*** Records to process Section Begins ***

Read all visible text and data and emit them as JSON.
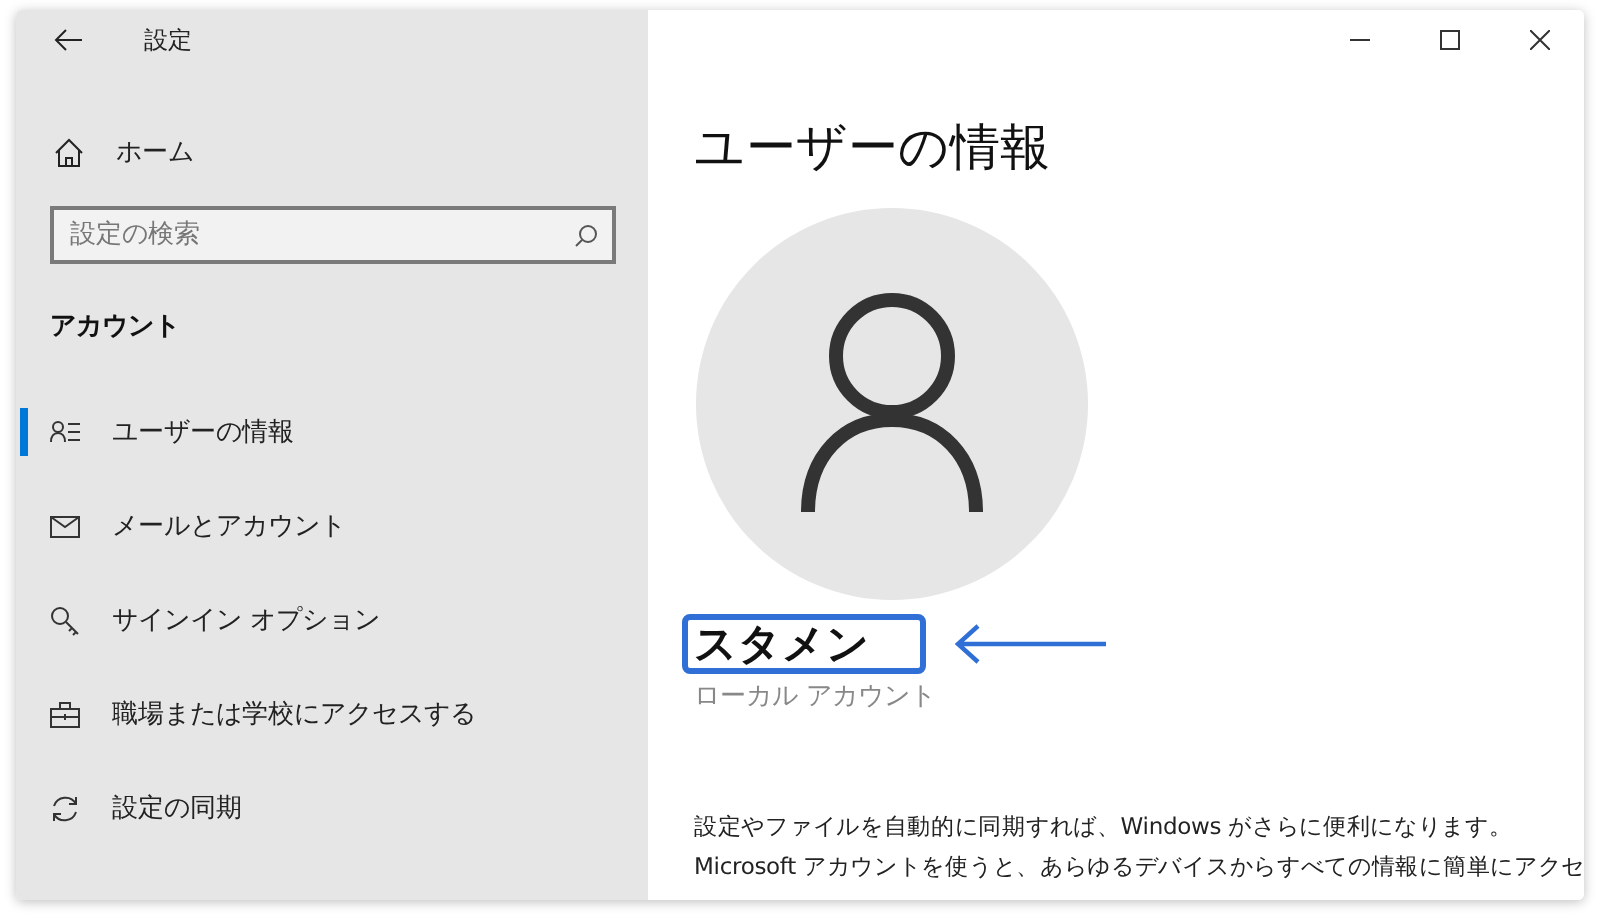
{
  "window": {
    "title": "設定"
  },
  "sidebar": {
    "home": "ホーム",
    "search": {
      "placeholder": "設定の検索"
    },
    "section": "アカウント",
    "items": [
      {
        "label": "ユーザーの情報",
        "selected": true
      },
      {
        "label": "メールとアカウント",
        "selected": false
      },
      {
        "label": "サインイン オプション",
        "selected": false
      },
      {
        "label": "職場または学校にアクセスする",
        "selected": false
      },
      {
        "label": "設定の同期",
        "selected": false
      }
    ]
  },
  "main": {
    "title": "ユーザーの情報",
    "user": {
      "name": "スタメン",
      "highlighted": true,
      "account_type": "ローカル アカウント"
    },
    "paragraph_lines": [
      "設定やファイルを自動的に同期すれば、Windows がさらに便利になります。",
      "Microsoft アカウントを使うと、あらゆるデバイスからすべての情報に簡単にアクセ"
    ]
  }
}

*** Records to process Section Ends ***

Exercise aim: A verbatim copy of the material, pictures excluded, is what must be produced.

Result of the task:
Read all visible text and data and emit them as JSON.
{
  "window": {
    "title": "設定"
  },
  "sidebar": {
    "home": "ホーム",
    "search": {
      "placeholder": "設定の検索"
    },
    "section": "アカウント",
    "items": [
      {
        "label": "ユーザーの情報",
        "selected": true
      },
      {
        "label": "メールとアカウント",
        "selected": false
      },
      {
        "label": "サインイン オプション",
        "selected": false
      },
      {
        "label": "職場または学校にアクセスする",
        "selected": false
      },
      {
        "label": "設定の同期",
        "selected": false
      }
    ]
  },
  "main": {
    "title": "ユーザーの情報",
    "user": {
      "name": "スタメン",
      "highlighted": true,
      "account_type": "ローカル アカウント"
    },
    "paragraph_lines": [
      "設定やファイルを自動的に同期すれば、Windows がさらに便利になります。",
      "Microsoft アカウントを使うと、あらゆるデバイスからすべての情報に簡単にアクセ"
    ]
  }
}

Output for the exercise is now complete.